Slumlord break. The Eugene City Council has given unaccounted millions away with a property tax break for apartment buildings that will suck away $13 million statewide in the next two years. One of the biggest beneficiaries of the 10-year tax breaks was The Register-Guard family’s High Street apartments. The program doesn’t require low-income housing or even housing downtown. Eugene extended the break far out River Road last year. Local critics have said for years that the breaks mostly go to support student housing that would have been built anyway to meet high demand.
Timber baron breaks. Remember how counties and the state complained bitterly that the federal government needs to give them more money because the feds don’t pay taxes on their forest lands like private land owners? Well, it turns out the private timber owners hardly pay any taxes either. Oregon showers its timber barons with more than a half-billion dollars in tax breaks a biennium, according to the tax expenditure report.

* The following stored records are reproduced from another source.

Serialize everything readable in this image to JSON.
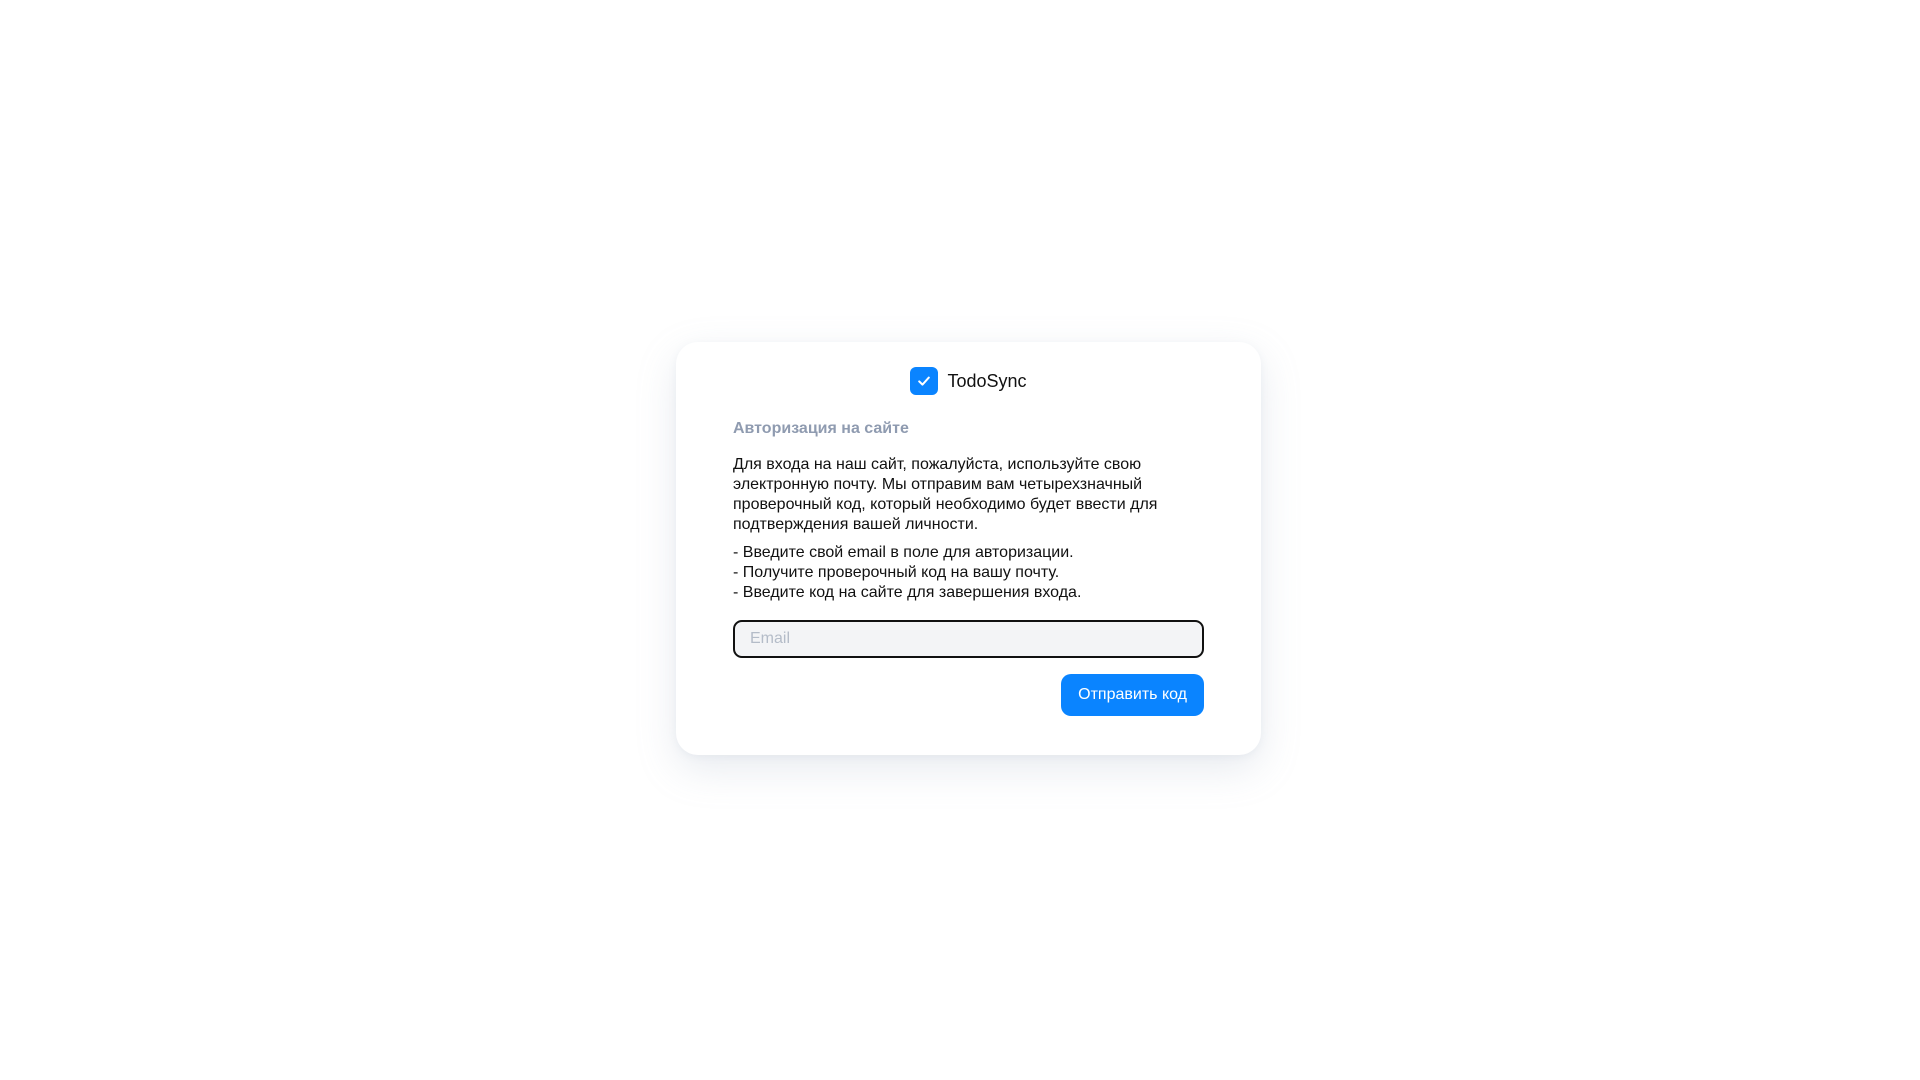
{
  "brand": {
    "name": "TodoSync",
    "icon": "check-icon",
    "color": "#0a84ff"
  },
  "auth": {
    "heading": "Авторизация на сайте",
    "description": "Для входа на наш сайт, пожалуйста, используйте свою электронную почту. Мы отправим вам четырехзначный проверочный код, который необходимо будет ввести для подтверждения вашей личности.",
    "steps": [
      "- Введите свой email в поле для авторизации.",
      "- Получите проверочный код на вашу почту.",
      "- Введите код на сайте для завершения входа."
    ],
    "email": {
      "placeholder": "Email",
      "value": ""
    },
    "submit_label": "Отправить код"
  },
  "colors": {
    "accent": "#0a84ff",
    "heading": "#8f9bb0",
    "input_background": "#f3f4f6"
  }
}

There’s a $356 million break for standing timber, a $118 million break for private forest land, $30 million for logging roads and $5 million for timber sales under contract. There’s even a $3 million break for “environmentally sensitive logging equipment,” loosely defined.

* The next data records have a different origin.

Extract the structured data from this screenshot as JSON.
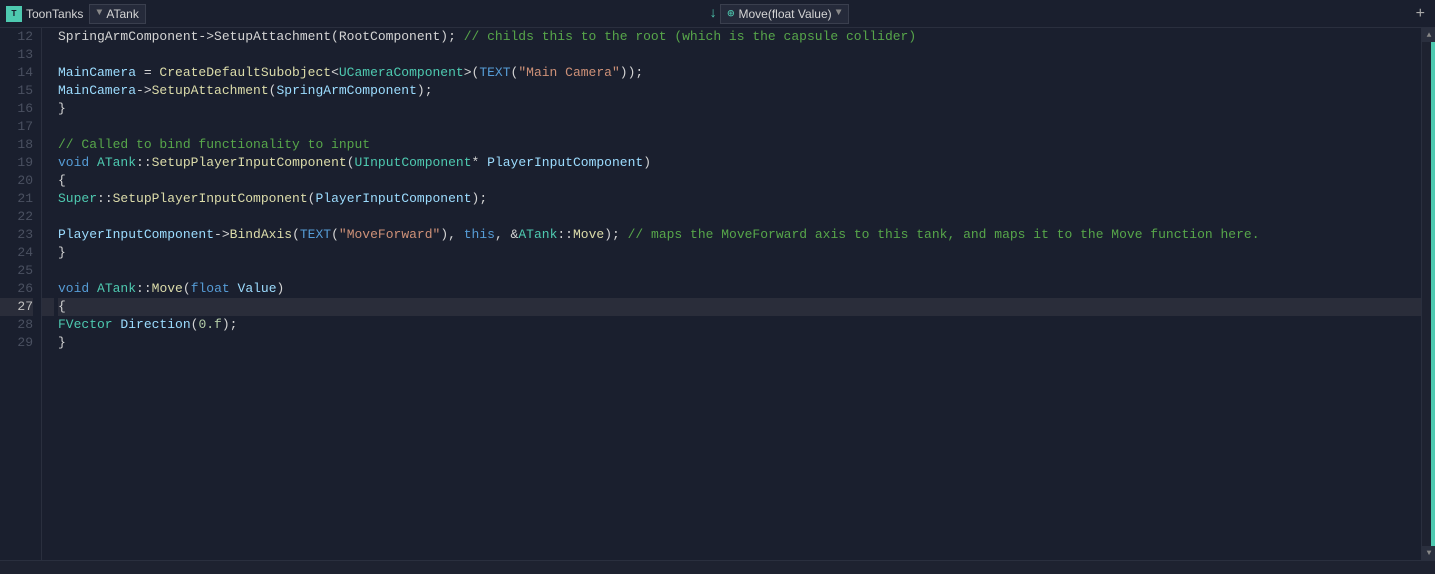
{
  "titlebar": {
    "project_icon": "T",
    "project_name": "ToonTanks",
    "file_dropdown": {
      "label": "ATank",
      "arrow": "▼"
    },
    "func_icon": "↓",
    "func_dropdown": {
      "label": "Move(float Value)",
      "arrow": "▼"
    },
    "add_btn": "+"
  },
  "lines": [
    {
      "num": 12,
      "active": false,
      "indent": 2,
      "tokens": [
        {
          "t": "SpringArmComponent->SetupAttachment(RootComponent);",
          "c": "plain"
        },
        {
          "t": " ",
          "c": "plain"
        },
        {
          "t": "// childs this to the root (which is the capsule collider)",
          "c": "cmt"
        }
      ]
    },
    {
      "num": 13,
      "active": false,
      "indent": 0,
      "tokens": []
    },
    {
      "num": 14,
      "active": false,
      "indent": 2,
      "tokens": [
        {
          "t": "MainCamera",
          "c": "var"
        },
        {
          "t": " = ",
          "c": "plain"
        },
        {
          "t": "CreateDefaultSubobject",
          "c": "fn"
        },
        {
          "t": "<",
          "c": "punc"
        },
        {
          "t": "UCameraComponent",
          "c": "type"
        },
        {
          "t": ">(",
          "c": "punc"
        },
        {
          "t": "TEXT",
          "c": "macro"
        },
        {
          "t": "(",
          "c": "punc"
        },
        {
          "t": "\"Main Camera\"",
          "c": "str"
        },
        {
          "t": "));",
          "c": "punc"
        }
      ]
    },
    {
      "num": 15,
      "active": false,
      "indent": 2,
      "tokens": [
        {
          "t": "MainCamera",
          "c": "var"
        },
        {
          "t": "->",
          "c": "plain"
        },
        {
          "t": "SetupAttachment",
          "c": "fn"
        },
        {
          "t": "(",
          "c": "punc"
        },
        {
          "t": "SpringArmComponent",
          "c": "var"
        },
        {
          "t": ");",
          "c": "punc"
        }
      ]
    },
    {
      "num": 16,
      "active": false,
      "indent": 1,
      "tokens": [
        {
          "t": "}",
          "c": "plain"
        }
      ]
    },
    {
      "num": 17,
      "active": false,
      "indent": 0,
      "tokens": []
    },
    {
      "num": 18,
      "active": false,
      "indent": 1,
      "tokens": [
        {
          "t": "// Called to bind functionality to input",
          "c": "cmt"
        }
      ]
    },
    {
      "num": 19,
      "active": false,
      "indent": 0,
      "tokens": [
        {
          "t": "void",
          "c": "kw"
        },
        {
          "t": " ",
          "c": "plain"
        },
        {
          "t": "ATank",
          "c": "type"
        },
        {
          "t": "::",
          "c": "plain"
        },
        {
          "t": "SetupPlayerInputComponent",
          "c": "fn"
        },
        {
          "t": "(",
          "c": "punc"
        },
        {
          "t": "UInputComponent",
          "c": "type"
        },
        {
          "t": "* ",
          "c": "plain"
        },
        {
          "t": "PlayerInputComponent",
          "c": "var"
        },
        {
          "t": ")",
          "c": "punc"
        }
      ]
    },
    {
      "num": 20,
      "active": false,
      "indent": 1,
      "tokens": [
        {
          "t": "{",
          "c": "plain"
        }
      ]
    },
    {
      "num": 21,
      "active": false,
      "indent": 2,
      "tokens": [
        {
          "t": "Super",
          "c": "type"
        },
        {
          "t": "::",
          "c": "plain"
        },
        {
          "t": "SetupPlayerInputComponent",
          "c": "fn"
        },
        {
          "t": "(",
          "c": "punc"
        },
        {
          "t": "PlayerInputComponent",
          "c": "var"
        },
        {
          "t": ");",
          "c": "punc"
        }
      ]
    },
    {
      "num": 22,
      "active": false,
      "indent": 0,
      "tokens": []
    },
    {
      "num": 23,
      "active": false,
      "indent": 2,
      "tokens": [
        {
          "t": "PlayerInputComponent",
          "c": "var"
        },
        {
          "t": "->",
          "c": "plain"
        },
        {
          "t": "BindAxis",
          "c": "fn"
        },
        {
          "t": "(",
          "c": "punc"
        },
        {
          "t": "TEXT",
          "c": "macro"
        },
        {
          "t": "(",
          "c": "punc"
        },
        {
          "t": "\"MoveForward\"",
          "c": "str"
        },
        {
          "t": "), ",
          "c": "punc"
        },
        {
          "t": "this",
          "c": "kw"
        },
        {
          "t": ", &",
          "c": "plain"
        },
        {
          "t": "ATank",
          "c": "type"
        },
        {
          "t": "::",
          "c": "plain"
        },
        {
          "t": "Move",
          "c": "fn"
        },
        {
          "t": ");",
          "c": "punc"
        },
        {
          "t": "  // maps the MoveForward axis to this tank, and maps it to the Move function here.",
          "c": "cmt"
        }
      ]
    },
    {
      "num": 24,
      "active": false,
      "indent": 1,
      "tokens": [
        {
          "t": "}",
          "c": "plain"
        }
      ]
    },
    {
      "num": 25,
      "active": false,
      "indent": 0,
      "tokens": []
    },
    {
      "num": 26,
      "active": false,
      "indent": 0,
      "tokens": [
        {
          "t": "void",
          "c": "kw"
        },
        {
          "t": " ",
          "c": "plain"
        },
        {
          "t": "ATank",
          "c": "type"
        },
        {
          "t": "::",
          "c": "plain"
        },
        {
          "t": "Move",
          "c": "fn"
        },
        {
          "t": "(",
          "c": "punc"
        },
        {
          "t": "float",
          "c": "kw"
        },
        {
          "t": " ",
          "c": "plain"
        },
        {
          "t": "Value",
          "c": "var"
        },
        {
          "t": ")",
          "c": "punc"
        }
      ]
    },
    {
      "num": 27,
      "active": true,
      "indent": 1,
      "tokens": [
        {
          "t": "{",
          "c": "plain"
        }
      ]
    },
    {
      "num": 28,
      "active": false,
      "indent": 2,
      "tokens": [
        {
          "t": "FVector",
          "c": "type"
        },
        {
          "t": " ",
          "c": "plain"
        },
        {
          "t": "Direction",
          "c": "var"
        },
        {
          "t": "(",
          "c": "punc"
        },
        {
          "t": "0.f",
          "c": "num"
        },
        {
          "t": ");",
          "c": "punc"
        }
      ]
    },
    {
      "num": 29,
      "active": false,
      "indent": 1,
      "tokens": [
        {
          "t": "}",
          "c": "plain"
        }
      ]
    }
  ],
  "colors": {
    "background": "#1a1f2e",
    "line_active": "#2a2d3a",
    "accent": "#4ec9b0",
    "scrollbar": "#3a3f4e"
  }
}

Proponents argue that many of the breaks help protect forest land from suburban development. But that appears to be more about regulation than taxes, as the recent timber company land rush demonstrated before Measure 37 was reformed.
Breaks for the rich. Oregon has a host of tax breaks that primarily benefit the wealthy. The top 20 percent by income claim more than half of all itemized tax deductions in Oregon, according to state tax data. Tax breaks for property tax payments cost $324 million every two years, home mortgage interest $905 million and home sale capital gains $353 million. Half of the people in Eugene are renters and don’t benefit from those big breaks.

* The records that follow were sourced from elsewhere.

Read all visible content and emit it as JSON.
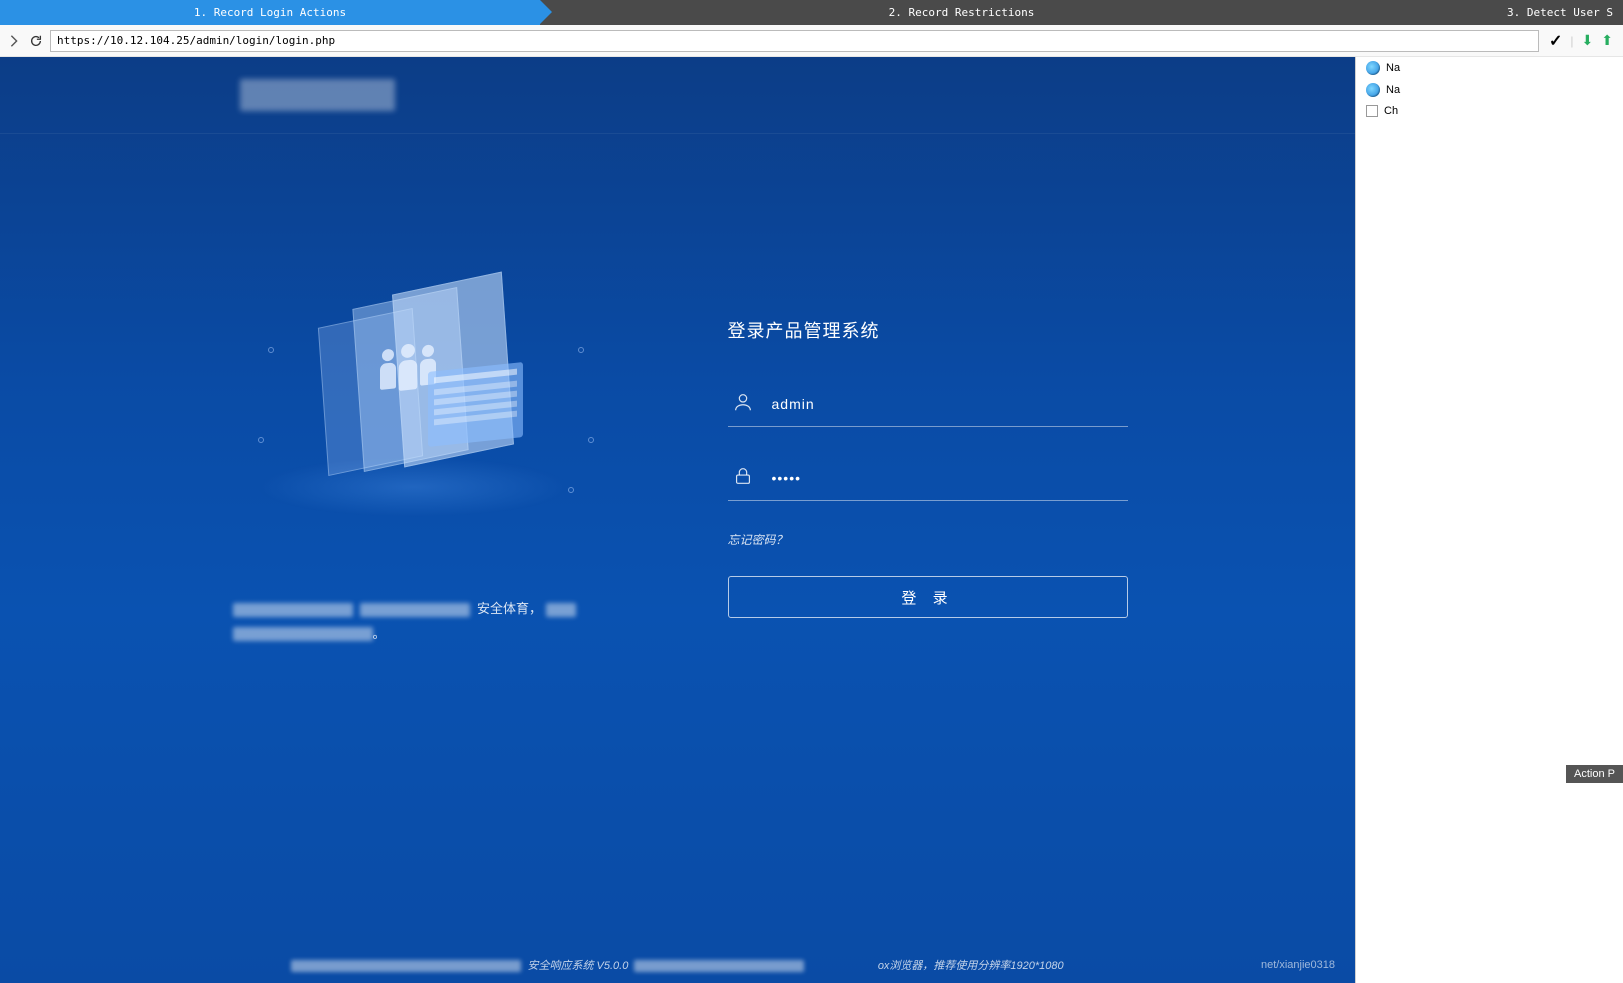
{
  "tabs": {
    "t1": "1. Record Login Actions",
    "t2": "2. Record Restrictions",
    "t3": "3. Detect User S"
  },
  "urlbar": {
    "url": "https://10.12.104.25/admin/login/login.php"
  },
  "rightPanel": {
    "items": [
      "Na",
      "Na",
      "Ch"
    ],
    "actionPanel": "Action P"
  },
  "page": {
    "loginTitle": "登录产品管理系统",
    "username": "admin",
    "passwordMasked": "•••••",
    "forgot": "忘记密码？",
    "loginBtn": "登 录",
    "marketingVisible": "安全体育，",
    "footerVisible": "安全响应系统  V5.0.0",
    "footerBrowser": "ox浏览器，推荐使用分辨率1920*1080",
    "watermark": "net/xianjie0318"
  }
}
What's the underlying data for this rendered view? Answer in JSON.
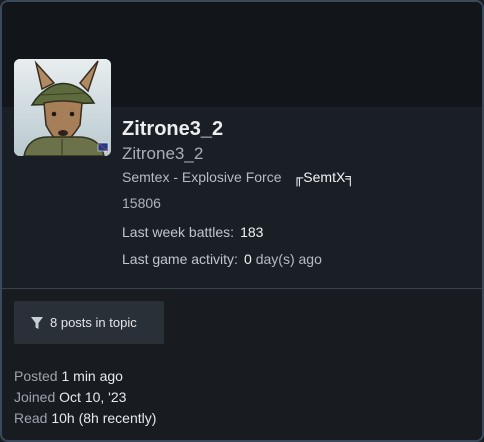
{
  "profile": {
    "username": "Zitrone3_2",
    "handle": "Zitrone3_2",
    "clan_name": "Semtex - Explosive Force",
    "clan_tag": "╓SemtX╕",
    "rating": "15806",
    "last_week_battles_label": "Last week battles:",
    "last_week_battles_value": "183",
    "last_activity_label": "Last game activity:",
    "last_activity_value": "0",
    "last_activity_unit": "day(s) ago"
  },
  "filter_button": {
    "label": "8 posts in topic",
    "icon": "funnel-icon"
  },
  "meta": {
    "posted_label": "Posted",
    "posted_value": "1 min ago",
    "joined_label": "Joined",
    "joined_value": "Oct 10, '23",
    "read_label": "Read",
    "read_value": "10h (8h recently)"
  },
  "colors": {
    "border": "#3a4a5c",
    "header_bg": "#12161b",
    "panel_bg": "#1a1f25",
    "button_bg": "#2a3038"
  }
}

Deducting federal income tax gives $749 million in tax breaks, mostly to the wealthy. Oregon also doesn’t tax cars at a loss of $822 million. Other states tax cars’ value, hitting the Lamborghini drivers harder. Oregon has a regressive flat car registration fee.
Young families struggling with foreclosure get taxed fully. But Oregon gives $12 in million property breaks to owners of private planes, including corporate jets.
Rural mansions. There’s $40 million in biennial breaks for owners of forest and ranch mansions to tap into. Farm land also gets $313 million in tax breaks. Some likely goes to struggling farmers, but with few restrictions a big chunk of the breaks go to subsidize land speculation and urban sprawl.
Tax breaks galore. Oregon has far too many unfairly juicy tax breaks to discuss in one recession-shrunk newspaper article. Businesses get $166 million in accelerated depreciation tax breaks a biennium. There’s $20 million for research and development that likely would be done anyway, $10 million for rural doctors but not for the patients they bill, $10 million for film producers, $10 million for insurers, $6 million for commercial cemeteries, $3 million for wine sellers and even a special $1 million tax break tailored for the PGE baseball stadium in Portland.
Even in a recession that’s forcing brutal cuts to schools and vital programs, it’s tough to pry the breaks from the cold fingers of the special interest lobbyists. Tax breaks only increased after the
2003 recession in Oregon. Today, Oregon corporations now pay less than half the relative tax burden that they paid three decades ago, according to the OCPP.
With so many lobbyists rooting for money, the public interest in not getting taken for suckers doesn’t appear to have much chance in Salem. The all-volunteer group Tax Fairness Oregon recently tried to push, not for repealing tax breaks, but merely for collecting more of the estimated $1.5 billion in evasion of already legally required taxes. Special interest lobbyists derailed even that.